- The web versions are saved out as both PNGs (which have no background) and JPGs (which have white backgrounds)
- The print versions are saved out as PDFs and EPs files, both of which can be opened and edited in Adobe Illustrator
- I then go through this same process for an all white logo option for all three variations (unless the logo doesn’t work well in all white).
This step does take a hot minute because you’re saving a million different file types, but it’s all worth it in the end! Having every file type they might need going forward sets the client up for success down the road.
Make sure at the bare minimum you’re saving out one raster (web) and one vector (print) file of your logo. If you need help understanding what that means, hop on over to this super short blog post where I explain the difference between raster and vector!
Step 9 | Develop a style guide
Once the logo is completely finished, it’s time to create a style guide! The style guides I include in my branding packages are a bit more in-depth than what several others offer because I want this style guide to acting as a useful reference guide for my clients, given that many of them will DIY some of their branding materials as they go.
My style guides typically include the following pages:
- Final Logo and Variations
- Color Palette (with hex values)
- Branded Typography (header font, body font and sometimes an accent font, as well as where to download them)
- Mood board
- Brand Guidelines (here I outline how to design within your branding style and include several examples and ideas of how to do so)
And that's how I work with clients to develop the perfect logos for their blogs and businesses!
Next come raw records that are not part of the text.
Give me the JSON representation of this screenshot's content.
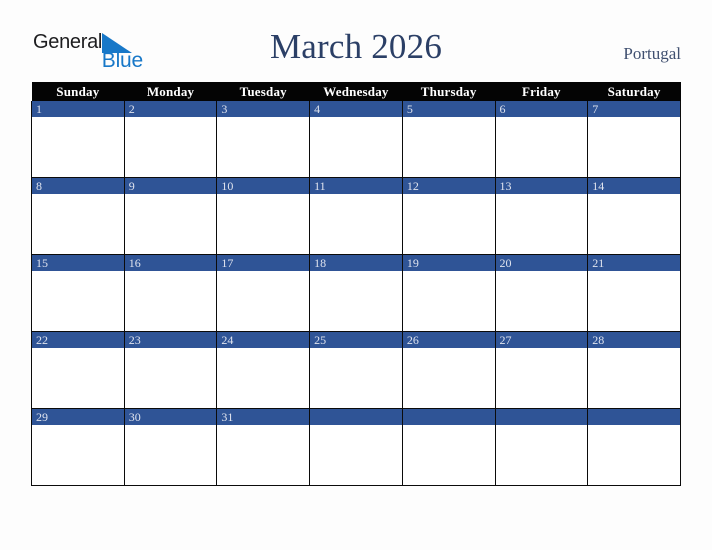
{
  "brand": {
    "name_part1": "General",
    "name_part2": "Blue",
    "triangle_color": "#1878c8",
    "part1_color": "#1d1d1f"
  },
  "header": {
    "title": "March 2026",
    "title_color": "#2b3f66",
    "country": "Portugal",
    "country_color": "#405070"
  },
  "calendar": {
    "accent_color": "#2f5496",
    "header_bg": "#040404",
    "header_text_color": "#ffffff",
    "date_text_color": "#dfe3ee",
    "weekday_headers": [
      "Sunday",
      "Monday",
      "Tuesday",
      "Wednesday",
      "Thursday",
      "Friday",
      "Saturday"
    ],
    "weeks": [
      [
        {
          "date": "1"
        },
        {
          "date": "2"
        },
        {
          "date": "3"
        },
        {
          "date": "4"
        },
        {
          "date": "5"
        },
        {
          "date": "6"
        },
        {
          "date": "7"
        }
      ],
      [
        {
          "date": "8"
        },
        {
          "date": "9"
        },
        {
          "date": "10"
        },
        {
          "date": "11"
        },
        {
          "date": "12"
        },
        {
          "date": "13"
        },
        {
          "date": "14"
        }
      ],
      [
        {
          "date": "15"
        },
        {
          "date": "16"
        },
        {
          "date": "17"
        },
        {
          "date": "18"
        },
        {
          "date": "19"
        },
        {
          "date": "20"
        },
        {
          "date": "21"
        }
      ],
      [
        {
          "date": "22"
        },
        {
          "date": "23"
        },
        {
          "date": "24"
        },
        {
          "date": "25"
        },
        {
          "date": "26"
        },
        {
          "date": "27"
        },
        {
          "date": "28"
        }
      ],
      [
        {
          "date": "29"
        },
        {
          "date": "30"
        },
        {
          "date": "31"
        },
        {
          "date": ""
        },
        {
          "date": ""
        },
        {
          "date": ""
        },
        {
          "date": ""
        }
      ]
    ]
  }
}
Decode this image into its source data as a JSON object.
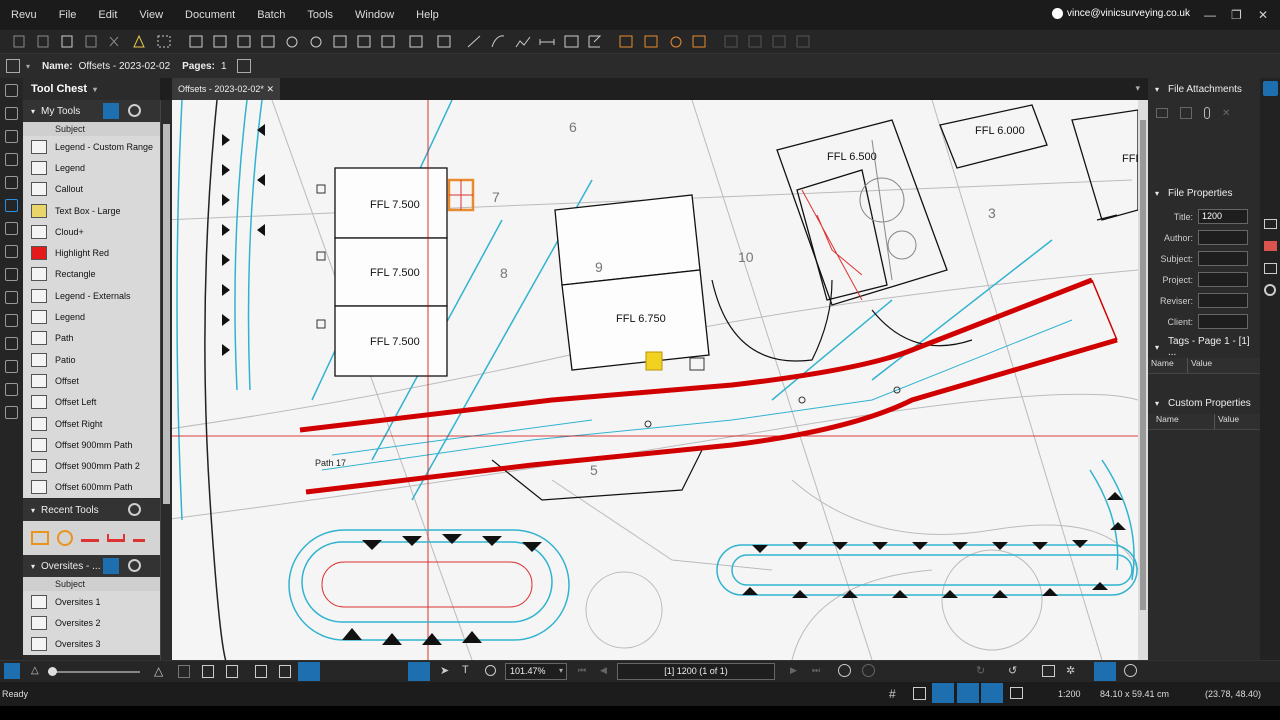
{
  "menu": [
    "Revu",
    "File",
    "Edit",
    "View",
    "Document",
    "Batch",
    "Tools",
    "Window",
    "Help"
  ],
  "account": "vince@vinicsurveying.co.uk",
  "doc": {
    "name_label": "Name:",
    "name": "Offsets - 2023-02-02",
    "pages_label": "Pages:",
    "pages": "1"
  },
  "tab": {
    "label": "Offsets - 2023-02-02*",
    "close": "✕"
  },
  "toolchest": {
    "title": "Tool Chest",
    "mytools": "My Tools",
    "subject_header": "Subject",
    "tools": [
      "Legend - Custom Range",
      "Legend",
      "Callout",
      "Text Box - Large",
      "Cloud+",
      "Highlight Red",
      "Rectangle",
      "Legend - Externals",
      "Legend",
      "Path",
      "Patio",
      "Offset",
      "Offset Left",
      "Offset Right",
      "Offset 900mm Path",
      "Offset 900mm Path 2",
      "Offset 600mm Path"
    ],
    "recent": "Recent Tools",
    "oversites": "Oversites - ...",
    "oversites_subject": "Subject",
    "oversite_items": [
      "Oversites 1",
      "Oversites 2",
      "Oversites 3"
    ]
  },
  "drawing": {
    "ffl": [
      "FFL 7.500",
      "FFL 7.500",
      "FFL 7.500",
      "FFL 6.750",
      "FFL 6.500",
      "FFL 6.000",
      "FFL"
    ],
    "plots": [
      "6",
      "7",
      "8",
      "9",
      "10",
      "3",
      "5"
    ],
    "path_label": "Path 17"
  },
  "right": {
    "attachments": "File Attachments",
    "properties": "File Properties",
    "props": [
      {
        "k": "Title:",
        "v": "1200"
      },
      {
        "k": "Author:",
        "v": ""
      },
      {
        "k": "Subject:",
        "v": ""
      },
      {
        "k": "Project:",
        "v": ""
      },
      {
        "k": "Reviser:",
        "v": ""
      },
      {
        "k": "Client:",
        "v": ""
      }
    ],
    "tags": "Tags - Page 1 - [1] ...",
    "name_col": "Name",
    "value_col": "Value",
    "custom": "Custom Properties"
  },
  "bottom": {
    "zoom": "101.47%",
    "page": "[1] 1200 (1 of 1)"
  },
  "status": {
    "ready": "Ready",
    "scale": "1:200",
    "size": "84.10 x 59.41 cm",
    "coords": "(23.78, 48.40)"
  },
  "colors": {
    "markup_red": "#d10000",
    "accent_blue": "#1e6fb0",
    "cyan": "#31b3d0",
    "highlight_red": "#e31b1b"
  }
}
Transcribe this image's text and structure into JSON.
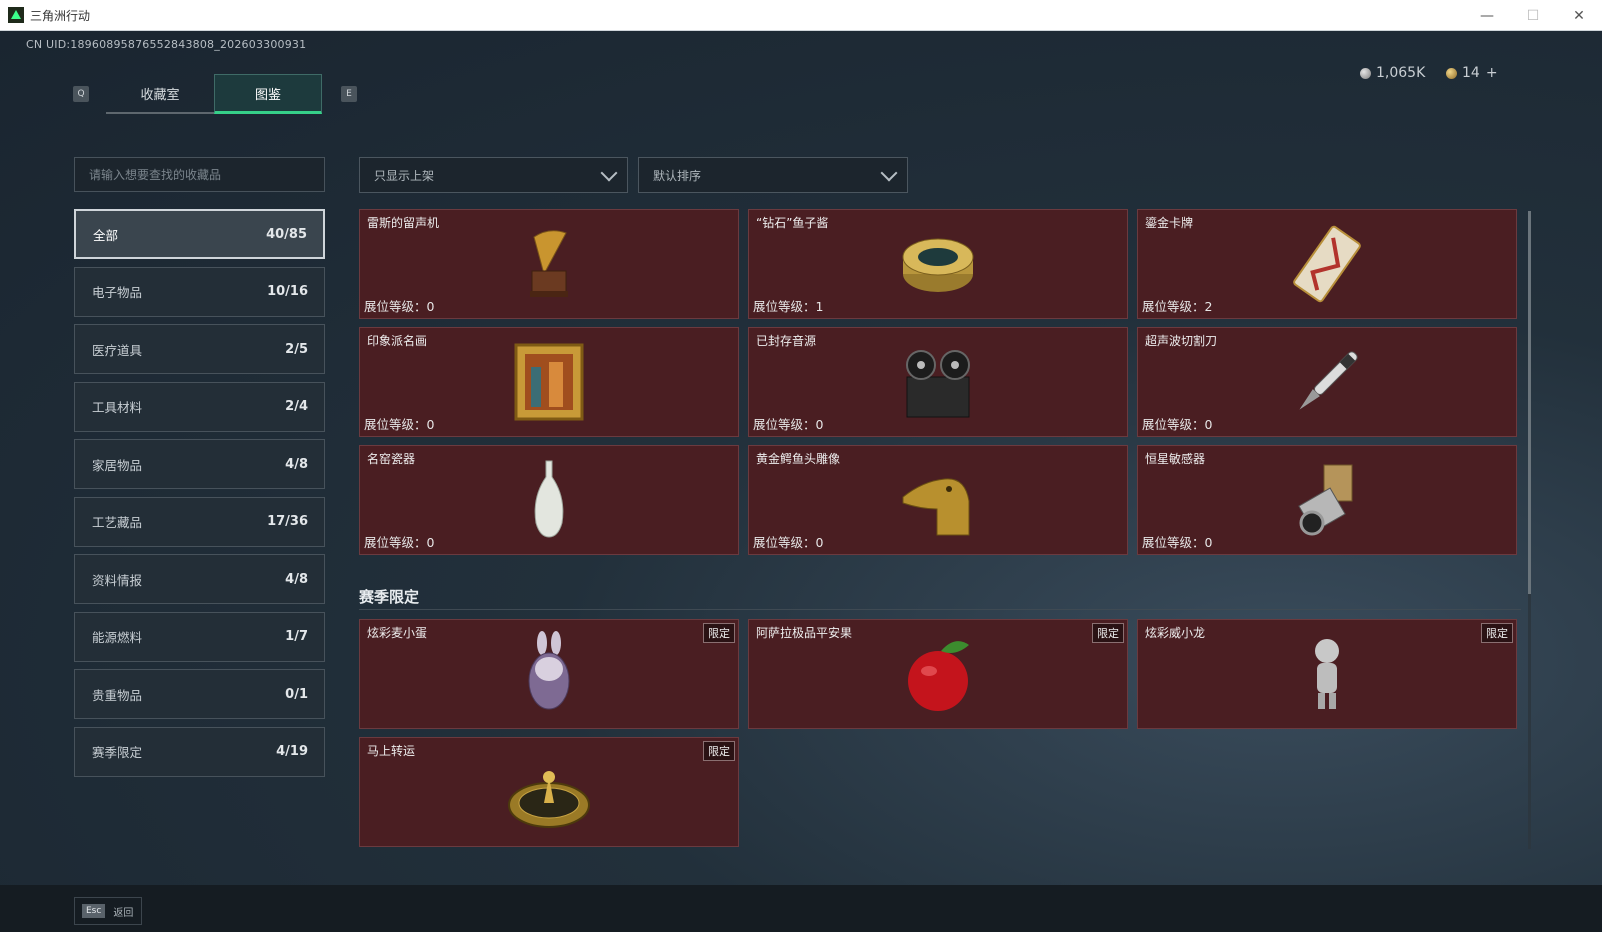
{
  "window": {
    "title": "三角洲行动",
    "min": "—",
    "max": "☐",
    "close": "✕"
  },
  "uid": "CN UID:18960895876552843808_202603300931",
  "keys": {
    "left": "Q",
    "right": "E",
    "esc": "Esc"
  },
  "tabs": [
    {
      "label": "收藏室"
    },
    {
      "label": "图鉴"
    }
  ],
  "currency": {
    "silver": "1,065K",
    "gold": "14",
    "add": "+"
  },
  "search": {
    "placeholder": "请输入想要查找的收藏品"
  },
  "filters": {
    "shelf": "只显示上架",
    "sort": "默认排序"
  },
  "categories": [
    {
      "label": "全部",
      "count": "40/85"
    },
    {
      "label": "电子物品",
      "count": "10/16"
    },
    {
      "label": "医疗道具",
      "count": "2/5"
    },
    {
      "label": "工具材料",
      "count": "2/4"
    },
    {
      "label": "家居物品",
      "count": "4/8"
    },
    {
      "label": "工艺藏品",
      "count": "17/36"
    },
    {
      "label": "资料情报",
      "count": "4/8"
    },
    {
      "label": "能源燃料",
      "count": "1/7"
    },
    {
      "label": "贵重物品",
      "count": "0/1"
    },
    {
      "label": "赛季限定",
      "count": "4/19"
    }
  ],
  "items": [
    {
      "name": "雷斯的留声机",
      "level": "展位等级：0",
      "icon": "gramophone-icon"
    },
    {
      "name": "“钻石”鱼子酱",
      "level": "展位等级：1",
      "icon": "caviar-icon"
    },
    {
      "name": "鎏金卡牌",
      "level": "展位等级：2",
      "icon": "card-icon"
    },
    {
      "name": "印象派名画",
      "level": "展位等级：0",
      "icon": "painting-icon"
    },
    {
      "name": "已封存音源",
      "level": "展位等级：0",
      "icon": "tape-recorder-icon"
    },
    {
      "name": "超声波切割刀",
      "level": "展位等级：0",
      "icon": "knife-icon"
    },
    {
      "name": "名窑瓷器",
      "level": "展位等级：0",
      "icon": "vase-icon"
    },
    {
      "name": "黄金鳄鱼头雕像",
      "level": "展位等级：0",
      "icon": "croc-statue-icon"
    },
    {
      "name": "恒星敏感器",
      "level": "展位等级：0",
      "icon": "sensor-icon"
    }
  ],
  "season": {
    "title": "赛季限定",
    "items": [
      {
        "name": "炫彩麦小蛋",
        "tag": "限定",
        "icon": "rabbit-egg-icon"
      },
      {
        "name": "阿萨拉极品平安果",
        "tag": "限定",
        "icon": "apple-icon"
      },
      {
        "name": "炫彩威小龙",
        "tag": "限定",
        "icon": "dragon-figure-icon"
      },
      {
        "name": "马上转运",
        "tag": "限定",
        "icon": "spinner-icon"
      }
    ]
  },
  "footer": {
    "back": "返回"
  }
}
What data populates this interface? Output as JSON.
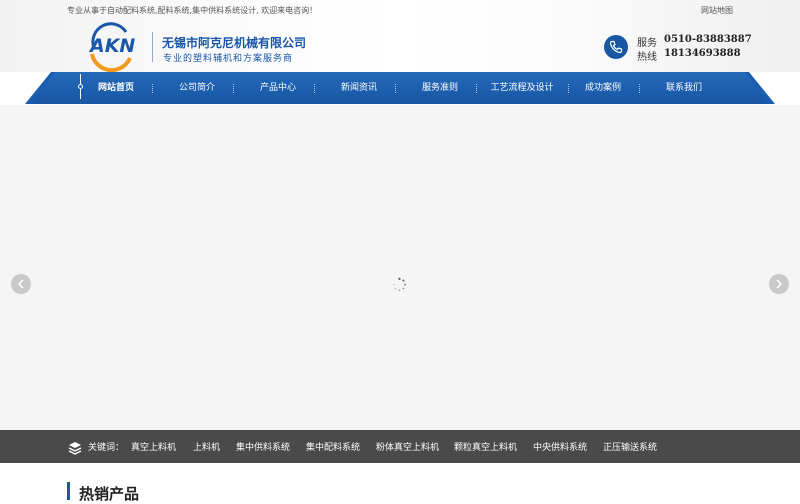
{
  "topbar": {
    "intro": "专业从事于自动配料系统,配料系统,集中供料系统设计, 欢迎来电咨询！",
    "sitemap": "网站地图"
  },
  "brand": {
    "name": "无锡市阿克尼机械有限公司",
    "slogan": "专业的塑料辅机和方案服务商",
    "logo_text": "AKN",
    "colors": {
      "primary": "#1a57a9",
      "accent": "#f29a1f"
    }
  },
  "contact": {
    "service_label": "服务",
    "service_number": "0510-83883887",
    "hotline_label": "热线",
    "hotline_number": "18134693888",
    "icon": "phone-icon"
  },
  "nav": {
    "items": [
      {
        "label": "网站首页",
        "active": true
      },
      {
        "label": "公司简介"
      },
      {
        "label": "产品中心"
      },
      {
        "label": "新闻资讯"
      },
      {
        "label": "服务准则"
      },
      {
        "label": "工艺流程及设计"
      },
      {
        "label": "成功案例"
      },
      {
        "label": "联系我们"
      }
    ]
  },
  "banner": {
    "prev_icon": "chevron-left-icon",
    "next_icon": "chevron-right-icon",
    "loading_icon": "spinner-icon"
  },
  "keywords": {
    "label": "关键词：",
    "icon": "layers-icon",
    "items": [
      "真空上料机",
      "上料机",
      "集中供料系统",
      "集中配料系统",
      "粉体真空上料机",
      "颗粒真空上料机",
      "中央供料系统",
      "正压输送系统"
    ]
  },
  "section": {
    "title": "热销产品"
  }
}
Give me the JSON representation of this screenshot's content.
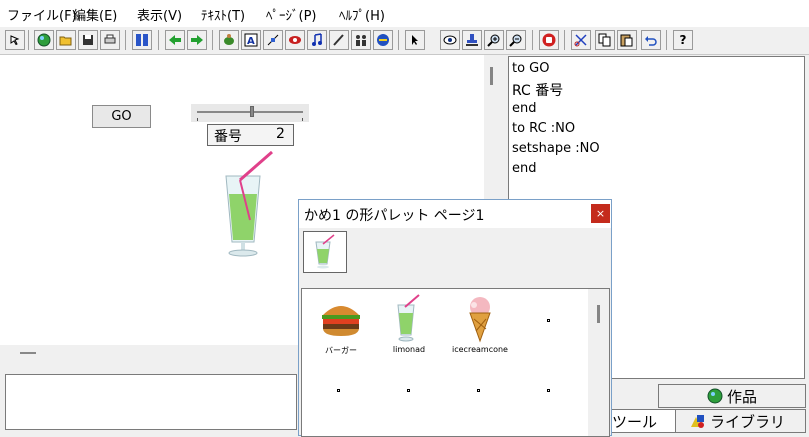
{
  "menu": {
    "items": [
      "ファイル(F)",
      "編集(E)",
      "表示(V)",
      "ﾃｷｽﾄ(T)",
      "ﾍﾟｰｼﾞ(P)",
      "ﾍﾙﾌﾟ(H)"
    ]
  },
  "toolbar": {
    "icons": [
      "pointer-icon",
      "globe-icon",
      "open-folder-icon",
      "save-icon",
      "print-icon",
      "columns-icon",
      "arrow-left-icon",
      "arrow-right-icon",
      "turtle-icon",
      "text-box-icon",
      "slider-icon",
      "eye-button-icon",
      "music-icon",
      "pen-icon",
      "people-icon",
      "globe-run-icon",
      "select-arrow-icon",
      "eye-icon",
      "stamp-icon",
      "zoom-in-icon",
      "zoom-out-icon",
      "stop-hand-icon",
      "scissors-icon",
      "copy-icon",
      "paste-icon",
      "undo-icon"
    ],
    "help_label": "?"
  },
  "canvas": {
    "go_button_label": "GO",
    "monitor_label": "番号",
    "monitor_value": "2"
  },
  "editor": {
    "lines": [
      "to GO",
      "RC 番号",
      "end",
      "to RC :NO",
      "setshape :NO",
      "end"
    ]
  },
  "tabs": {
    "works": "作品",
    "tool": "ツール",
    "library": "ライブラリ"
  },
  "palette": {
    "title": "かめ1 の形パレット ページ1",
    "close": "×",
    "shapes": [
      "バーガー",
      "limonad",
      "icecreamcone"
    ]
  },
  "colors": {
    "close_button": "#c42b1c",
    "drink_green": "#8fd36a",
    "straw_pink": "#e0408a"
  }
}
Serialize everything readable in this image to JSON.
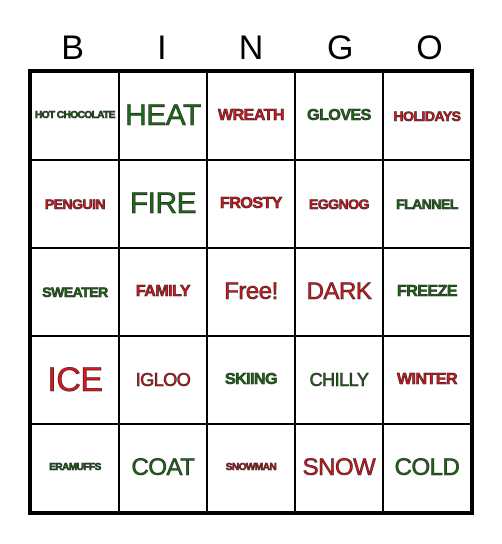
{
  "header": [
    "B",
    "I",
    "N",
    "G",
    "O"
  ],
  "colors": {
    "green": "#1a6b12",
    "red": "#e0121a"
  },
  "cells": [
    {
      "text": "HOT CHOCOLATE",
      "color": "green",
      "size": "s1"
    },
    {
      "text": "HEAT",
      "color": "green",
      "size": "s6"
    },
    {
      "text": "WREATH",
      "color": "red",
      "size": "s3"
    },
    {
      "text": "GLOVES",
      "color": "green",
      "size": "s3"
    },
    {
      "text": "HOLIDAYS",
      "color": "red",
      "size": "s2"
    },
    {
      "text": "PENGUIN",
      "color": "red",
      "size": "s2"
    },
    {
      "text": "FIRE",
      "color": "green",
      "size": "s6"
    },
    {
      "text": "FROSTY",
      "color": "red",
      "size": "s3"
    },
    {
      "text": "EGGNOG",
      "color": "red",
      "size": "s2"
    },
    {
      "text": "FLANNEL",
      "color": "green",
      "size": "s2"
    },
    {
      "text": "SWEATER",
      "color": "green",
      "size": "s2"
    },
    {
      "text": "FAMILY",
      "color": "red",
      "size": "s3"
    },
    {
      "text": "Free!",
      "color": "red",
      "size": "s5"
    },
    {
      "text": "DARK",
      "color": "red",
      "size": "s5"
    },
    {
      "text": "FREEZE",
      "color": "green",
      "size": "s3"
    },
    {
      "text": "ICE",
      "color": "red",
      "size": "s7"
    },
    {
      "text": "IGLOO",
      "color": "red",
      "size": "s4"
    },
    {
      "text": "SKIING",
      "color": "green",
      "size": "s3"
    },
    {
      "text": "CHILLY",
      "color": "green",
      "size": "s4"
    },
    {
      "text": "WINTER",
      "color": "red",
      "size": "s3"
    },
    {
      "text": "ERAMUFFS",
      "color": "green",
      "size": "s1"
    },
    {
      "text": "COAT",
      "color": "green",
      "size": "s5"
    },
    {
      "text": "SNOWMAN",
      "color": "red",
      "size": "s1"
    },
    {
      "text": "SNOW",
      "color": "red",
      "size": "s5"
    },
    {
      "text": "COLD",
      "color": "green",
      "size": "s5"
    }
  ]
}
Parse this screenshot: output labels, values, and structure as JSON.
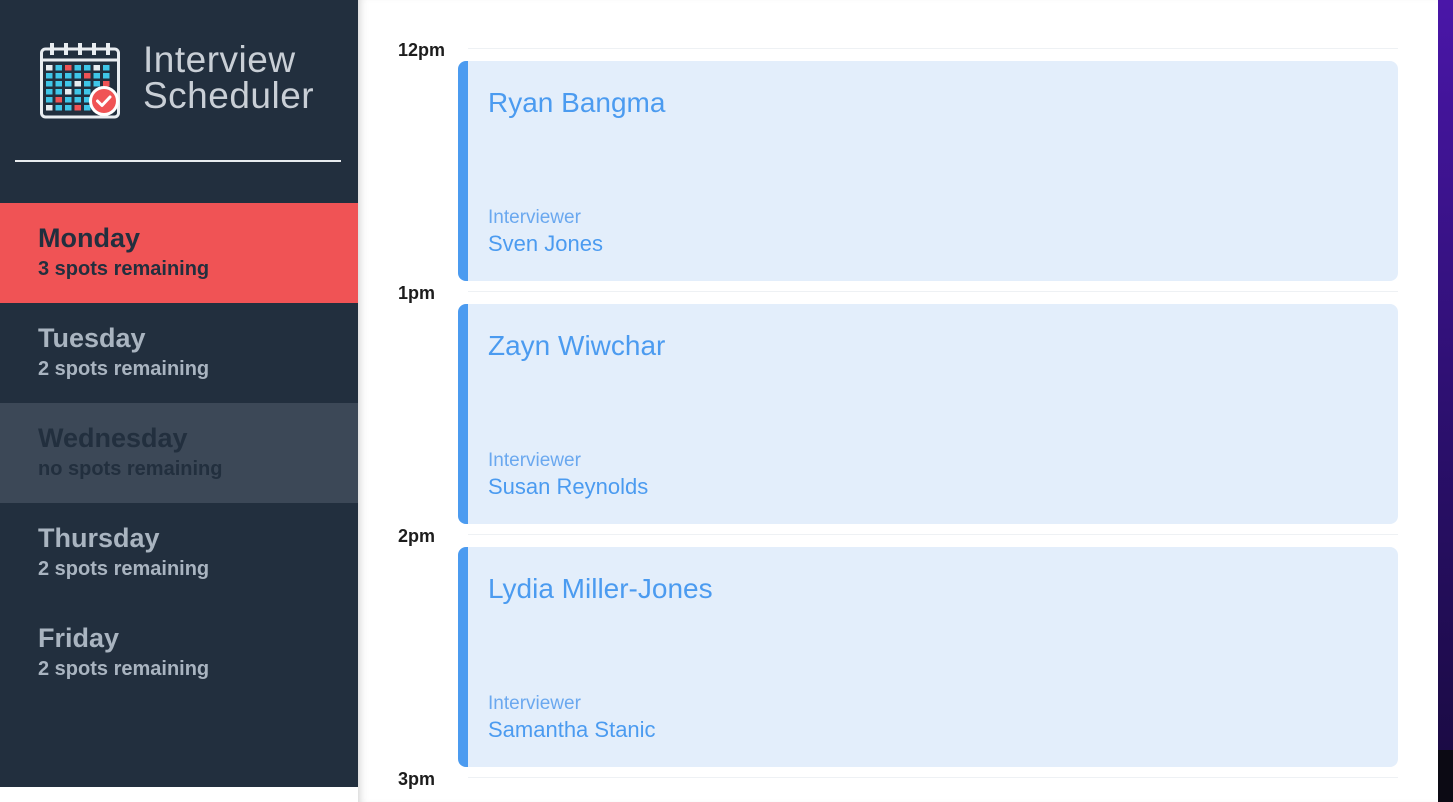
{
  "brand": {
    "title": "Interview\nScheduler",
    "icon": "calendar-check-icon"
  },
  "days": [
    {
      "name": "Monday",
      "spots": "3 spots remaining",
      "state": "selected"
    },
    {
      "name": "Tuesday",
      "spots": "2 spots remaining",
      "state": "normal"
    },
    {
      "name": "Wednesday",
      "spots": "no spots remaining",
      "state": "full"
    },
    {
      "name": "Thursday",
      "spots": "2 spots remaining",
      "state": "normal"
    },
    {
      "name": "Friday",
      "spots": "2 spots remaining",
      "state": "normal"
    }
  ],
  "appointments": [
    {
      "time": "12pm",
      "student": "Ryan Bangma",
      "interviewer_label": "Interviewer",
      "interviewer": "Sven Jones"
    },
    {
      "time": "1pm",
      "student": "Zayn Wiwchar",
      "interviewer_label": "Interviewer",
      "interviewer": "Susan Reynolds"
    },
    {
      "time": "2pm",
      "student": "Lydia Miller-Jones",
      "interviewer_label": "Interviewer",
      "interviewer": "Samantha Stanic"
    }
  ],
  "last_time": "3pm",
  "colors": {
    "sidebar_bg": "#222f3e",
    "selected_day": "#f05355",
    "full_day": "#3c4857",
    "card_bg": "#e3eefb",
    "accent_blue": "#4b9bf0"
  }
}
It can be a long process, but it works. If you’re up to the challenge, take the free branding quiz and get started yourself! If you realize you now how much time and energy goes into creating professionally done logos, you can just hire me to do it instead!